Baltimore native was assistant director for Baltimore Animal Rescue and Care Shelter, ‘loved animals more than anything’
Dana Hersl, a Baltimore native, Canton bartender and assistant director of veterinary services for the Baltimore Animal Rescue and Care Shelter, died in her sleep of an unknown cause March 4. She was 41.
“She was an animal whisperer. We could go anywhere and any animal would walk up to her,” said Alisha Gladfelter, a friend who lived with Ms. Hersl in Florida and Baltimore. “In Key West, birds would follow her inside. She loved animals more than anything.”
Ms. Hersl was born Feb. 10, 1982, and was the daughter of Charlie Hersl and the late Brenda Short. She grew up on Foster Avenue in Highlandtown. As a girl, Ms. Hersl would carry stray animals home to feed, said Liz Flores, a childhood friend. The two attended the Institute of Notre Dame in Oldtown and graduated in 1998.
Ms. Hersl earned a bachelor’s degree in marketing from Towson University in 2005. In addition to Key West, Ms. Hersl lived in Ocean City for a few years before returning to Baltimore, making fast friends wherever she went.
“She was the kindest, sweetest person in the whole world. She would do anything for anybody. She was my whole world,” Ms. Gladfelter said. The pair met when Ms. Hersl worked as a bartender at Plug Ugly’s in Canton, now Cowboy Row, where Ms. Hersl continued to work in recent years.
Combining her passion for animals with her unfaltering work ethic, Ms. Hersl quickly rose through the ranks at BARCS. She started in 2017 as a surgical technician, prepping animals to be spayed and neutered, and monitoring their recovery. By 2021, she was an assistant director overseeing the surgery department. She managed a staff of 15.
“She was a phenomenal employee and picked up quickly on everything,” said Lisa Morabito, BARCS director of operations. “She was always willing to do way beyond what was asked of her. She came in early and stayed late. She helped every other department. There was literally never a time where that girl sat still. She was constantly on the go.”
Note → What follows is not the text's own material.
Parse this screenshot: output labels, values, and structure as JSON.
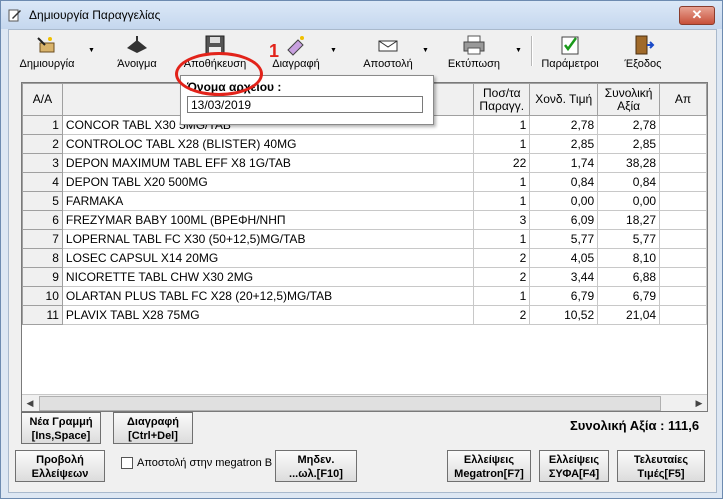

Despite being in a stressful position, Ms. Hersl’s demeanor was always positive, and her smile was infectious. She treated animals and their owners with respect and kindness, Ms. Morabito said. She never gave up on the troubled dogs and cats — rather she coaxed loving personalities out of the unfriendliest of animals, her friends said.
Ms. Hersl left BARCS in 2022 for medical reasons. She was diagnosed with Lyme disease and had lifelong kidney problems, Ms. Flores said.
In her free time, Ms. Hersl was frequently fostering animals and volunteering at additional animal welfare centers, especially farms that cared for her favorite animal, pigs. She enjoyed being outdoors, paddleboarding and hiking. Her 11-year-old bulldog mix, Darla, and her cat, Fraunk, were her world, Ms. Gladfelter said.
“That dog hit the jackpot when Dana adopted her. She went everywhere with her. Dana would take Fraunk as many places as possible. It was not unheard of for Fraunk to be driving around in the car with her,” Ms. Morabito said.
Ms. Hersl was beloved in the animal welfare community and Baltimore bar scene. She was a great gift-giver and a thoughtful friend, Ms. Morabito said. A celebration of life at The Chasseur was packed in March, Ms. Flores said. BARCS plans to create a memorial garden in her honor, complete with a magnolia tree, her favorite flower, and a statue of a pig.
Another celebration of life will be at 7 p.m. March 30 at Cowboy Row at 2908 O’Donnell St.
In addition to her father, Ms. Hersl is survived by her father’s wife, Robin Hersl, of Kingsville, and many cousins, aunts, uncles and friends.